Description of the task →
Each record must be repeated exactly. None may be dropped.

Material for this task →
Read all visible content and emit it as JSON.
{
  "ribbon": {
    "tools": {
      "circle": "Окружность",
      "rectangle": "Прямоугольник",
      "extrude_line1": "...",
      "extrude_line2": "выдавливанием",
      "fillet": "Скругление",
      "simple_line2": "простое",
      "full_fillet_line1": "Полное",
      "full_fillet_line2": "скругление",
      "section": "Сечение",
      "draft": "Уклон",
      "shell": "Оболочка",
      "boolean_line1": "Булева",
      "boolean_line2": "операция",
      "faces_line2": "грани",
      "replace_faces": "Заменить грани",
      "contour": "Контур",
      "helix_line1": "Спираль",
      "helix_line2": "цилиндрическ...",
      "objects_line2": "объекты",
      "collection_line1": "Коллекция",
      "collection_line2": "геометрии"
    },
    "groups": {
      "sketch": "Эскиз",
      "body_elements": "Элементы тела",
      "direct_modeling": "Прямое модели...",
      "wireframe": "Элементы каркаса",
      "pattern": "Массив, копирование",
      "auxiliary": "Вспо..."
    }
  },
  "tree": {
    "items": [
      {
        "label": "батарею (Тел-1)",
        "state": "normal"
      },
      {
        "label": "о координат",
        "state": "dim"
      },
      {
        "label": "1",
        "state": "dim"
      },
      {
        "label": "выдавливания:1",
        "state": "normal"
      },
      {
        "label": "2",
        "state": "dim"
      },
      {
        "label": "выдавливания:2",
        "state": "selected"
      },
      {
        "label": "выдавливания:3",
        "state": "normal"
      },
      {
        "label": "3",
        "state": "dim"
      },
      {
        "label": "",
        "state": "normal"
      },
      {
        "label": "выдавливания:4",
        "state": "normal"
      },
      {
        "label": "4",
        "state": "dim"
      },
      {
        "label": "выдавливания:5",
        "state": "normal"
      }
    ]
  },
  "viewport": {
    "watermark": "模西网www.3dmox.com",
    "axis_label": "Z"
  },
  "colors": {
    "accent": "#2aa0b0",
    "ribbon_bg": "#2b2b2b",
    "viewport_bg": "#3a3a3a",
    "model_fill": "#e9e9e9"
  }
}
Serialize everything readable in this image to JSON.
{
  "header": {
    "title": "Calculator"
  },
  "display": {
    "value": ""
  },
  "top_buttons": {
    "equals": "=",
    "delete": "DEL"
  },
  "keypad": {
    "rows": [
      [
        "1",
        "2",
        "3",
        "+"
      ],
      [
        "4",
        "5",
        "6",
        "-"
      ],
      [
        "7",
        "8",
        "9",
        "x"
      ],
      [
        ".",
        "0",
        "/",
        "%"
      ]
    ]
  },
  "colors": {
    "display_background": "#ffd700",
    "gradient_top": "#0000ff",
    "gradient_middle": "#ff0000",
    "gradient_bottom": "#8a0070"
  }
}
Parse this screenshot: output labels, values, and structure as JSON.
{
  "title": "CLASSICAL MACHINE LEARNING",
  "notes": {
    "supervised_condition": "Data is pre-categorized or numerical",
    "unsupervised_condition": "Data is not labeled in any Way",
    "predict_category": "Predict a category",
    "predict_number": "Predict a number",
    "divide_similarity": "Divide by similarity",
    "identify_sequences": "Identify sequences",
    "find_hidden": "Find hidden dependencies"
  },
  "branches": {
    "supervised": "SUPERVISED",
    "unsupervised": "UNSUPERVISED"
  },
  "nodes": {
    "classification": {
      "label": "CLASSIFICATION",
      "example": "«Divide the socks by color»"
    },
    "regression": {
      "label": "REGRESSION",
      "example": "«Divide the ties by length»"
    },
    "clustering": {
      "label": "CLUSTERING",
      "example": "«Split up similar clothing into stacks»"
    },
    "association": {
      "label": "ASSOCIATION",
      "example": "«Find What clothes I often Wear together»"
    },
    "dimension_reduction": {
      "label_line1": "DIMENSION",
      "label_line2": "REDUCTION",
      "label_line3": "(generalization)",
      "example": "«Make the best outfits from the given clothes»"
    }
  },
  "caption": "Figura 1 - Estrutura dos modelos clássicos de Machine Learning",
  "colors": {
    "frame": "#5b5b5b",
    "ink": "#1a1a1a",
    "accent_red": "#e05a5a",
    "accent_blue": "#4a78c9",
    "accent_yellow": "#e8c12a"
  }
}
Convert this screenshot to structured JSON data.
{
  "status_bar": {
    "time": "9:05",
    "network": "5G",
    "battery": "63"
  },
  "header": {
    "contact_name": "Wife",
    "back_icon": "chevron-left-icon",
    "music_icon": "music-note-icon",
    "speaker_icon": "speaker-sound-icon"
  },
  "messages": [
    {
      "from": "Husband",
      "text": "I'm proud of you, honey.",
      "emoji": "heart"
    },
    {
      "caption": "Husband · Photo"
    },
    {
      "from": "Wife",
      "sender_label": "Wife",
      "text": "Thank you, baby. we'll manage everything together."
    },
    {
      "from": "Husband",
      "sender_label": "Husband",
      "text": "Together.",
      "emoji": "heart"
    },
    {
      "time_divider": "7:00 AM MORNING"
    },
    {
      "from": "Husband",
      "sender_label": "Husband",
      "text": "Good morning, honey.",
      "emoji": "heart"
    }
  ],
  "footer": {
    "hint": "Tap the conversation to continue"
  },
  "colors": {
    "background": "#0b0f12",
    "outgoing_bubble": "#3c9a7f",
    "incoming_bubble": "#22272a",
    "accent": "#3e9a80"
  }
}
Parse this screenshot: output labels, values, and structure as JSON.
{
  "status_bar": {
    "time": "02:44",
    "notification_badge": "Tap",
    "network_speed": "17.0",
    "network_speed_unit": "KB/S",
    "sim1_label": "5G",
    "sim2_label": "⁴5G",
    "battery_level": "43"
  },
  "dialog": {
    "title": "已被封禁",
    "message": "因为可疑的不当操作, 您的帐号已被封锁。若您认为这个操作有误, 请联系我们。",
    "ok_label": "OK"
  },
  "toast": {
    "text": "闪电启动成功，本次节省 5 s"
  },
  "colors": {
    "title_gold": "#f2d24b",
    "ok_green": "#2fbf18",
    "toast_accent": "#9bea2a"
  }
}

Result for this task →
Read all visible content and emit it as JSON.
{
  "ribbon": {
    "tools": {
      "circle": "Окружность",
      "rectangle": "Прямоугольник",
      "extrude_line1": "...",
      "extrude_line2": "выдавливанием",
      "fillet": "Скругление",
      "simple_line2": "простое",
      "full_fillet_line1": "Полное",
      "full_fillet_line2": "скругление",
      "section": "Сечение",
      "draft": "Уклон",
      "shell": "Оболочка",
      "boolean_line1": "Булева",
      "boolean_line2": "операция",
      "faces_line2": "грани",
      "replace_faces": "Заменить грани",
      "contour": "Контур",
      "helix_line1": "Спираль",
      "helix_line2": "цилиндрическ...",
      "objects_line2": "объекты",
      "collection_line1": "Коллекция",
      "collection_line2": "геометрии"
    },
    "groups": {
      "sketch": "Эскиз",
      "body_elements": "Элементы тела",
      "direct_modeling": "Прямое модели...",
      "wireframe": "Элементы каркаса",
      "pattern": "Массив, копирование",
      "auxiliary": "Вспо..."
    }
  },
  "tree": {
    "items": [
      {
        "label": "батарею (Тел-1)",
        "state": "normal"
      },
      {
        "label": "о координат",
        "state": "dim"
      },
      {
        "label": "1",
        "state": "dim"
      },
      {
        "label": "выдавливания:1",
        "state": "normal"
      },
      {
        "label": "2",
        "state": "dim"
      },
      {
        "label": "выдавливания:2",
        "state": "selected"
      },
      {
        "label": "выдавливания:3",
        "state": "normal"
      },
      {
        "label": "3",
        "state": "dim"
      },
      {
        "label": "",
        "state": "normal"
      },
      {
        "label": "выдавливания:4",
        "state": "normal"
      },
      {
        "label": "4",
        "state": "dim"
      },
      {
        "label": "выдавливания:5",
        "state": "normal"
      }
    ]
  },
  "viewport": {
    "watermark": "模西网www.3dmox.com",
    "axis_label": "Z"
  },
  "colors": {
    "accent": "#2aa0b0",
    "ribbon_bg": "#2b2b2b",
    "viewport_bg": "#3a3a3a",
    "model_fill": "#e9e9e9"
  }
}
Serialize everything readable in this image to JSON.
{
  "header": {
    "title": "Calculator"
  },
  "display": {
    "value": ""
  },
  "top_buttons": {
    "equals": "=",
    "delete": "DEL"
  },
  "keypad": {
    "rows": [
      [
        "1",
        "2",
        "3",
        "+"
      ],
      [
        "4",
        "5",
        "6",
        "-"
      ],
      [
        "7",
        "8",
        "9",
        "x"
      ],
      [
        ".",
        "0",
        "/",
        "%"
      ]
    ]
  },
  "colors": {
    "display_background": "#ffd700",
    "gradient_top": "#0000ff",
    "gradient_middle": "#ff0000",
    "gradient_bottom": "#8a0070"
  }
}
Parse this screenshot: output labels, values, and structure as JSON.
{
  "title": "CLASSICAL MACHINE LEARNING",
  "notes": {
    "supervised_condition": "Data is pre-categorized or numerical",
    "unsupervised_condition": "Data is not labeled in any Way",
    "predict_category": "Predict a category",
    "predict_number": "Predict a number",
    "divide_similarity": "Divide by similarity",
    "identify_sequences": "Identify sequences",
    "find_hidden": "Find hidden dependencies"
  },
  "branches": {
    "supervised": "SUPERVISED",
    "unsupervised": "UNSUPERVISED"
  },
  "nodes": {
    "classification": {
      "label": "CLASSIFICATION",
      "example": "«Divide the socks by color»"
    },
    "regression": {
      "label": "REGRESSION",
      "example": "«Divide the ties by length»"
    },
    "clustering": {
      "label": "CLUSTERING",
      "example": "«Split up similar clothing into stacks»"
    },
    "association": {
      "label": "ASSOCIATION",
      "example": "«Find What clothes I often Wear together»"
    },
    "dimension_reduction": {
      "label_line1": "DIMENSION",
      "label_line2": "REDUCTION",
      "label_line3": "(generalization)",
      "example": "«Make the best outfits from the given clothes»"
    }
  },
  "caption": "Figura 1 - Estrutura dos modelos clássicos de Machine Learning",
  "colors": {
    "frame": "#5b5b5b",
    "ink": "#1a1a1a",
    "accent_red": "#e05a5a",
    "accent_blue": "#4a78c9",
    "accent_yellow": "#e8c12a"
  }
}
Convert this screenshot to structured JSON data.
{
  "status_bar": {
    "time": "9:05",
    "network": "5G",
    "battery": "63"
  },
  "header": {
    "contact_name": "Wife",
    "back_icon": "chevron-left-icon",
    "music_icon": "music-note-icon",
    "speaker_icon": "speaker-sound-icon"
  },
  "messages": [
    {
      "from": "Husband",
      "text": "I'm proud of you, honey.",
      "emoji": "heart"
    },
    {
      "caption": "Husband · Photo"
    },
    {
      "from": "Wife",
      "sender_label": "Wife",
      "text": "Thank you, baby. we'll manage everything together."
    },
    {
      "from": "Husband",
      "sender_label": "Husband",
      "text": "Together.",
      "emoji": "heart"
    },
    {
      "time_divider": "7:00 AM MORNING"
    },
    {
      "from": "Husband",
      "sender_label": "Husband",
      "text": "Good morning, honey.",
      "emoji": "heart"
    }
  ],
  "footer": {
    "hint": "Tap the conversation to continue"
  },
  "colors": {
    "background": "#0b0f12",
    "outgoing_bubble": "#3c9a7f",
    "incoming_bubble": "#22272a",
    "accent": "#3e9a80"
  }
}
Parse this screenshot: output labels, values, and structure as JSON.
{
  "status_bar": {
    "time": "02:44",
    "notification_badge": "Tap",
    "network_speed": "17.0",
    "network_speed_unit": "KB/S",
    "sim1_label": "5G",
    "sim2_label": "⁴5G",
    "battery_level": "43"
  },
  "dialog": {
    "title": "已被封禁",
    "message": "因为可疑的不当操作, 您的帐号已被封锁。若您认为这个操作有误, 请联系我们。",
    "ok_label": "OK"
  },
  "toast": {
    "text": "闪电启动成功，本次节省 5 s"
  },
  "colors": {
    "title_gold": "#f2d24b",
    "ok_green": "#2fbf18",
    "toast_accent": "#9bea2a"
  }
}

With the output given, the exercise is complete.